Discussions on whether and how Asheville should regulate short-term lodging in residential neighborhoods will return to City Council on Tuesday, April 25.
“Many people believe, as I do, that the majority of City Council members have been influenced by the hotel lobby — the elephant standing in the city’s living room.”
“Building ADUs to rent to tourists will ultimately increase the city’s long-term housing stock at no cost to taxpayers.”
“Deplorably, the writer supporting short-term rentals is ignorant about what the untold value of a good neighbor is, the immeasurable effect a close neighborhood has on one’s quality of life, and how short-term rentals contribute to anxiety, malaise and most likely to lowering home values in the area.”
“There must be other avenues City Council could consider that allow responsible property owners with STRs a much-needed income.”
“I believe that there is so much fear about noise and crowded streets filled with short-term renters’ cars, and it is unfounded.”
In December last year, City Council directed city staff to analyze the potential impact of expanding the city’s homestay program for short-term rentals to separate living units known as ADUs. Six months later, much more information is available, but little if any consensus has emerged from the process. On May 17, Council will vote on a measure to allow homestays in ADUs, but the outcome of that vote is up in the air, meaning that another long night of testimony on the issue seems inevitable.
“No one should have the right to open a hotel-like business in a family-zoned neighborhood unless a zoning variance is issued.”
“Asheville, I am greatly disappointed that you would allow this to happen.”
“It seems that legalization and good regulation is a much more reasonable approach to the situation than hiring a person to seek us out and impose hefty fines.”
“Knee-jerk legislation like the Airbnb ban in residential neighborhoods only helps the big hotel business and my Council should represent me, not Marriott.”
From real estate investors to neighborhood advocates to homeowners trying to make ends meet, just about everyone in Asheville has a dog in the ongoing fight over short-term vacation rentals.

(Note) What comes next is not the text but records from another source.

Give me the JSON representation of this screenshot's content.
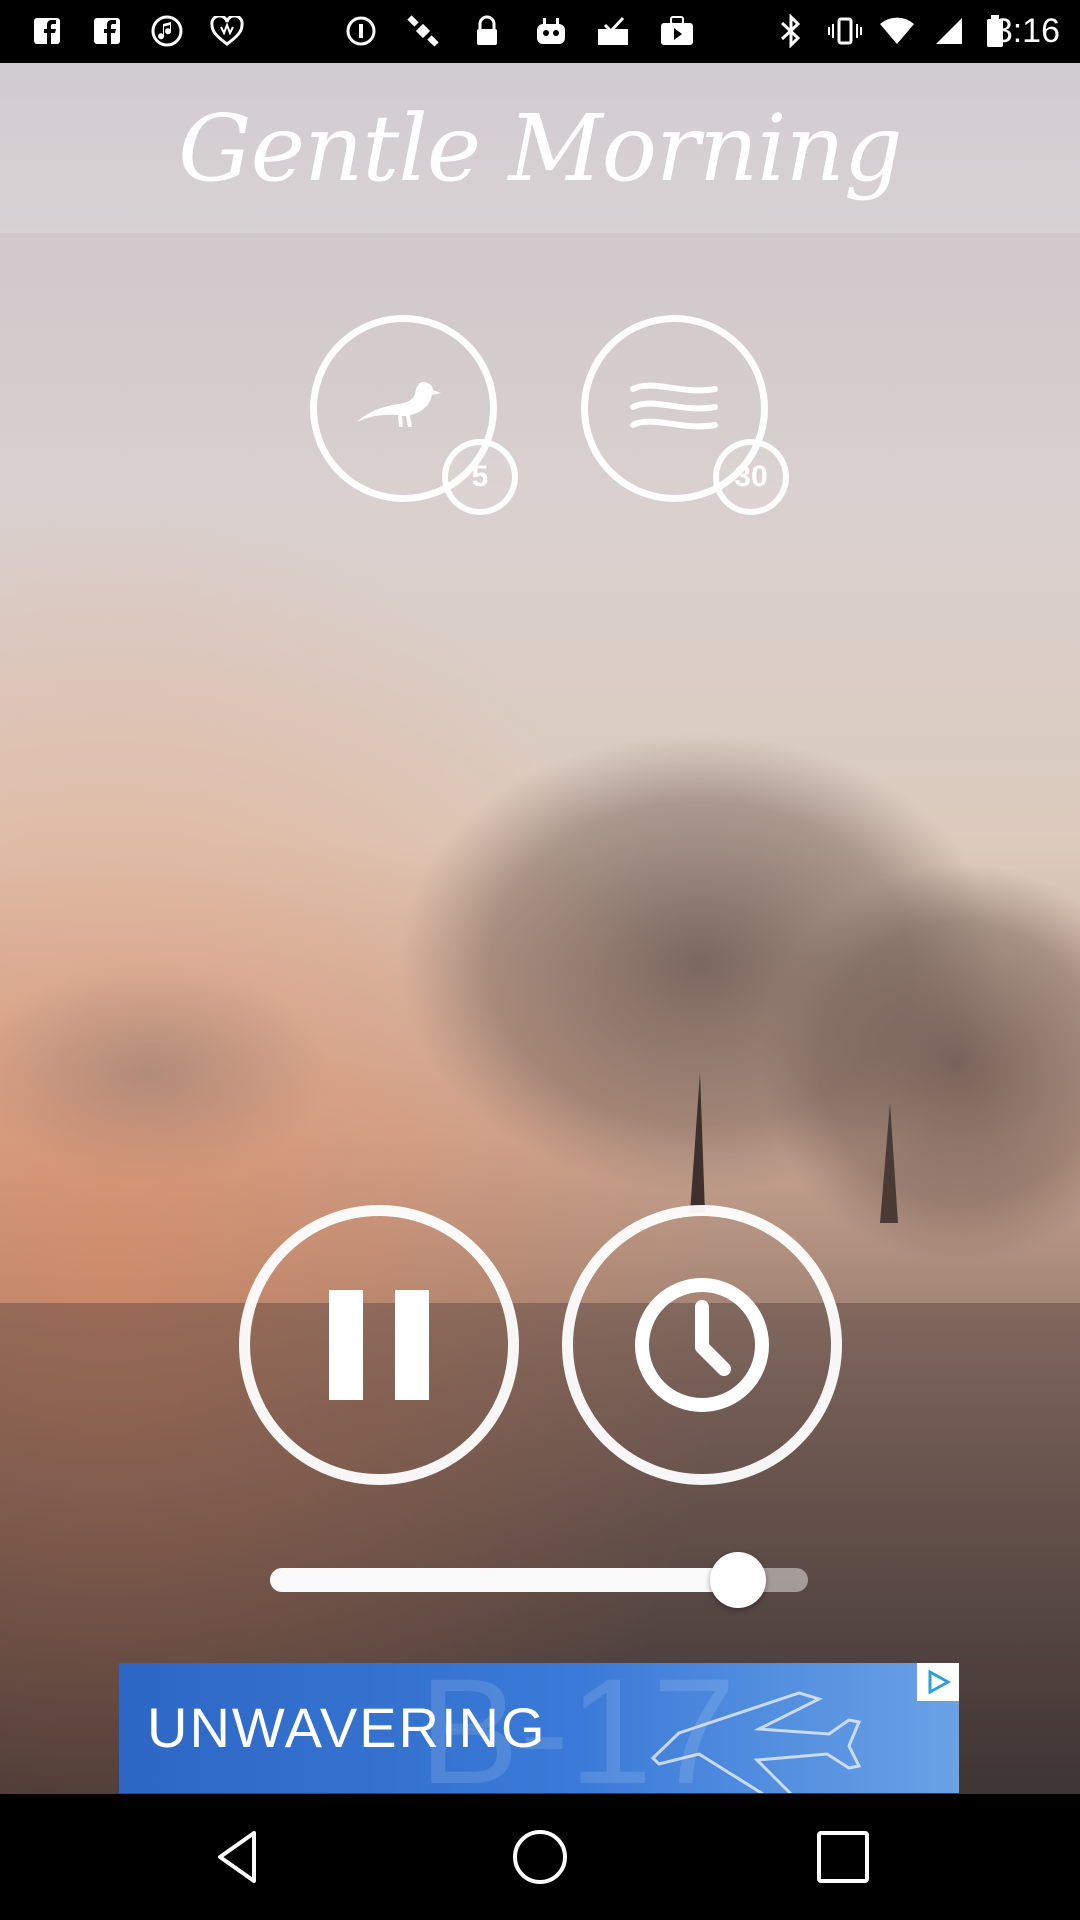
{
  "status_bar": {
    "time": "3:16",
    "left_icons": [
      "facebook-icon",
      "facebook-icon",
      "music-icon",
      "iheart-icon",
      "info-icon",
      "satellite-icon",
      "lock-icon",
      "robot-icon",
      "checklist-icon",
      "youtube-icon"
    ],
    "right_icons": [
      "bluetooth-icon",
      "vibrate-icon",
      "wifi-icon",
      "signal-icon",
      "battery-icon"
    ]
  },
  "header": {
    "title": "Gentle Morning"
  },
  "sound_controls": [
    {
      "name": "birds",
      "icon": "bird-icon",
      "badge": "5"
    },
    {
      "name": "wind",
      "icon": "wind-icon",
      "badge": "30"
    }
  ],
  "playback": {
    "pause_icon": "pause-icon",
    "timer_icon": "clock-icon"
  },
  "volume": {
    "level": 0.87
  },
  "ad": {
    "text": "UNWAVERING",
    "corner_icon": "adchoices-icon"
  },
  "nav_bar": {
    "back_icon": "back-icon",
    "home_icon": "home-icon",
    "recents_icon": "recents-icon"
  },
  "colors": {
    "ad_blue": "#2d67c5",
    "white": "#ffffff"
  }
}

At the Tuesday, Aug. 25 Asheville City Council meeting, citizens representing a variety of viewpoints crowded City Hall.
“Creating meaningful tourism creates closeness with the visitors and a connection to the community visitors would otherwise miss out on.”
“[Short-term rentals] threaten to commercialize and disrupt residential neighborhoods which, for most of us, represent the largest investments we will ever be make.”
“I seriously doubt that the [short-term rentals] in the city of Asheville are eroding the quality of life here as there have not been hundreds upon hundreds of police reports trotted out as proof.”
“The city has created a climate of fear and mistrust among neighbors [for short-term rentals]. The fines of $100 per day have been levied, and people have been put out of business, losing a vital level of income in some cases that allowed them to stay in their houses.”
Asheville’s status as a top tourist destination has sparked a boom in vacation lodging, including short-term rentals and homestays as well as hotels. Amid considerable controversy, local listings on Airbnb have skyrocketed in recent months.
“As long as those who rent out rooms pay the same taxes (room and sales tax) as the hotels do, they should be allowed to supplement their income in an area that has become unaffordable to live in by folks who live here full time.”
It’s not yet clear what action Asheville City Council members will take on short-term rentals, but Council is leaning toward stiffer fines, stricter enforcement and a continued ban in residential areas.
One commenter at the March 24 public forum on short-term rentals in Asheville likened outlawing the practice to the war on drugs, or teaching teenagers abstinence to prevent pregnancy.